**Directions**
Copy each line of the following material that has the string "Request".

******************************

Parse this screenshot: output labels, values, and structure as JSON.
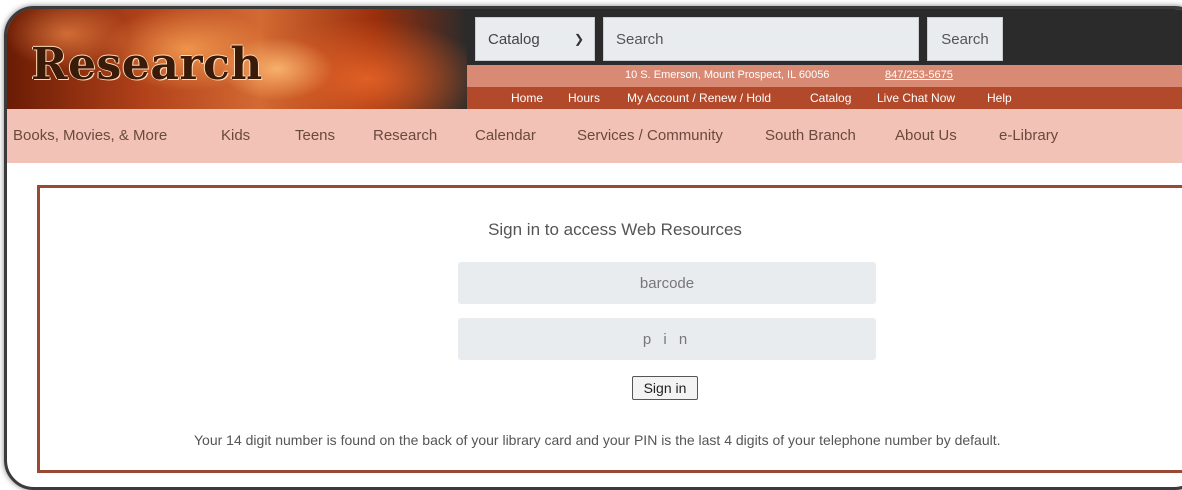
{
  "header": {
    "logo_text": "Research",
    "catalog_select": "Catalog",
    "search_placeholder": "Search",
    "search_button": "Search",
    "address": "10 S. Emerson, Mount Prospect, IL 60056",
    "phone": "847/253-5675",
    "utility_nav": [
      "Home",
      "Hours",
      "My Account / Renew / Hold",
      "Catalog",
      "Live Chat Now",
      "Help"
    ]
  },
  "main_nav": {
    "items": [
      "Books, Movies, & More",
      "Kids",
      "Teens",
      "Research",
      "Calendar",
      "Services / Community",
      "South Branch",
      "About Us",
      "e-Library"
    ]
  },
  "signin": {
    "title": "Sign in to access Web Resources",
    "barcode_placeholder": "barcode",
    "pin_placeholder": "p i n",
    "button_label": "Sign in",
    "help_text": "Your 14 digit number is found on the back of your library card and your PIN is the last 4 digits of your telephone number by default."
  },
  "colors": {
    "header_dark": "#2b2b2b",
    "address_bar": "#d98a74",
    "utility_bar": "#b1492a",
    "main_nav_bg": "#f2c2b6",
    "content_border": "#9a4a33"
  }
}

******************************

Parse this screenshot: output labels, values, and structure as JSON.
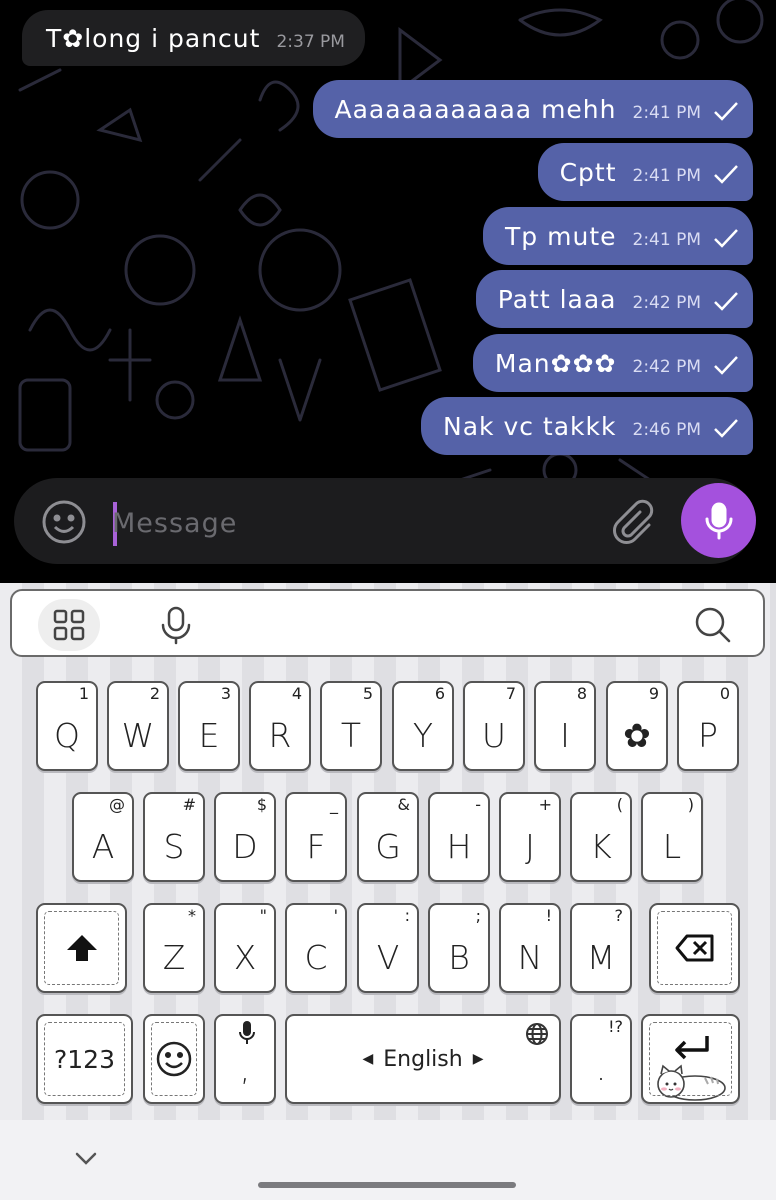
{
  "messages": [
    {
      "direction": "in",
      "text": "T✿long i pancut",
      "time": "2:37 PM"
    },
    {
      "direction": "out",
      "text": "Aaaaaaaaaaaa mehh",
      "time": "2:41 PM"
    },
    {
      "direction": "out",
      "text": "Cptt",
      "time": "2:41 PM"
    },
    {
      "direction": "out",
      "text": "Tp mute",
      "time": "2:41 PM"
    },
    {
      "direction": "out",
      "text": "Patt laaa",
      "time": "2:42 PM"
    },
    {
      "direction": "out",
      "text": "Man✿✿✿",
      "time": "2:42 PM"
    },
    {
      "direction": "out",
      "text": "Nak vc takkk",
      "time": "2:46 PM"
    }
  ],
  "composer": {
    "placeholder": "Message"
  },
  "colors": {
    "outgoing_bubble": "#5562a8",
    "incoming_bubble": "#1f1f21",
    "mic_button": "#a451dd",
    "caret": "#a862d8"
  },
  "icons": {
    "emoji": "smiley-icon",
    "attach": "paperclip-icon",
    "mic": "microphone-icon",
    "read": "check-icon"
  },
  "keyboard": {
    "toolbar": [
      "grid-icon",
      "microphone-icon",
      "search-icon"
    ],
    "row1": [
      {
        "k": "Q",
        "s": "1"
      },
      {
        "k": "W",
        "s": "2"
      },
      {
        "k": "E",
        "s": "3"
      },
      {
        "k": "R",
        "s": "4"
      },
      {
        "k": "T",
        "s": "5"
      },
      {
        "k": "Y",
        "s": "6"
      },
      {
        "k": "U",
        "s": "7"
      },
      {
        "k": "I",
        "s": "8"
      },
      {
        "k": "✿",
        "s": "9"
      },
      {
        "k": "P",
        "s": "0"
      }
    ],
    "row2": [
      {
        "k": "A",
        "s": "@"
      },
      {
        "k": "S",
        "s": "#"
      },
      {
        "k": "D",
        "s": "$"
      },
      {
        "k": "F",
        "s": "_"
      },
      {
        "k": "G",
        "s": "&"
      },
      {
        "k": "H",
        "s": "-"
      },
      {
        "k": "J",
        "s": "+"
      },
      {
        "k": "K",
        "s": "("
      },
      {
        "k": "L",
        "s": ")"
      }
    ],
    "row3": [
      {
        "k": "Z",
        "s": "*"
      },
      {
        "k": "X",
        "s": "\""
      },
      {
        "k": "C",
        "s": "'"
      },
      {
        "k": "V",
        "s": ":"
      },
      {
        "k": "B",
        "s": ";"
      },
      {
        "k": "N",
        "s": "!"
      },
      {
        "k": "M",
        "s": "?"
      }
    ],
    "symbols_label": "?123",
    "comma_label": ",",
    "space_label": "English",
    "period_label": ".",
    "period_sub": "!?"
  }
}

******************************

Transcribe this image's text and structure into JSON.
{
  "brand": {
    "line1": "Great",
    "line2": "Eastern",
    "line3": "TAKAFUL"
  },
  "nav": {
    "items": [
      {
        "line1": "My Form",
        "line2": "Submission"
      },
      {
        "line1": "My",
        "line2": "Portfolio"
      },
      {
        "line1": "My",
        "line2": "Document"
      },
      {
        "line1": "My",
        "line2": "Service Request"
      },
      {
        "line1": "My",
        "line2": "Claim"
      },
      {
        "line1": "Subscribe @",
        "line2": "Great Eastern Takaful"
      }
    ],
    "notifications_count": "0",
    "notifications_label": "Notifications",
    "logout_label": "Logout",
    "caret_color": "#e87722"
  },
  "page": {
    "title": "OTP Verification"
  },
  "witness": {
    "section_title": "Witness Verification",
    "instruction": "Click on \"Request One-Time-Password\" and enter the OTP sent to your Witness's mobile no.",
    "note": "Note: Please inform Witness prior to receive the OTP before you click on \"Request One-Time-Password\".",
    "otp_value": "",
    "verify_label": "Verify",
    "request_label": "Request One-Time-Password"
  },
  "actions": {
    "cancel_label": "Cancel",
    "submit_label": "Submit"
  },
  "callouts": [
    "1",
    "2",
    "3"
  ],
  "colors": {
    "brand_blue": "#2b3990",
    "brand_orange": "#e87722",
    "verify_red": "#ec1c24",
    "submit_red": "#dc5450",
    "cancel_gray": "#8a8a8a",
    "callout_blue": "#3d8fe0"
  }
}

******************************

**Answer section**
        "line2": "Service Request"
    "instruction": "Click on \"Request One-Time-Password\" and enter the OTP sent to your Witness's mobile no.",
    "note": "Note: Please inform Witness prior to receive the OTP before you click on \"Request One-Time-Password\".",
    "request_label": "Request One-Time-Password"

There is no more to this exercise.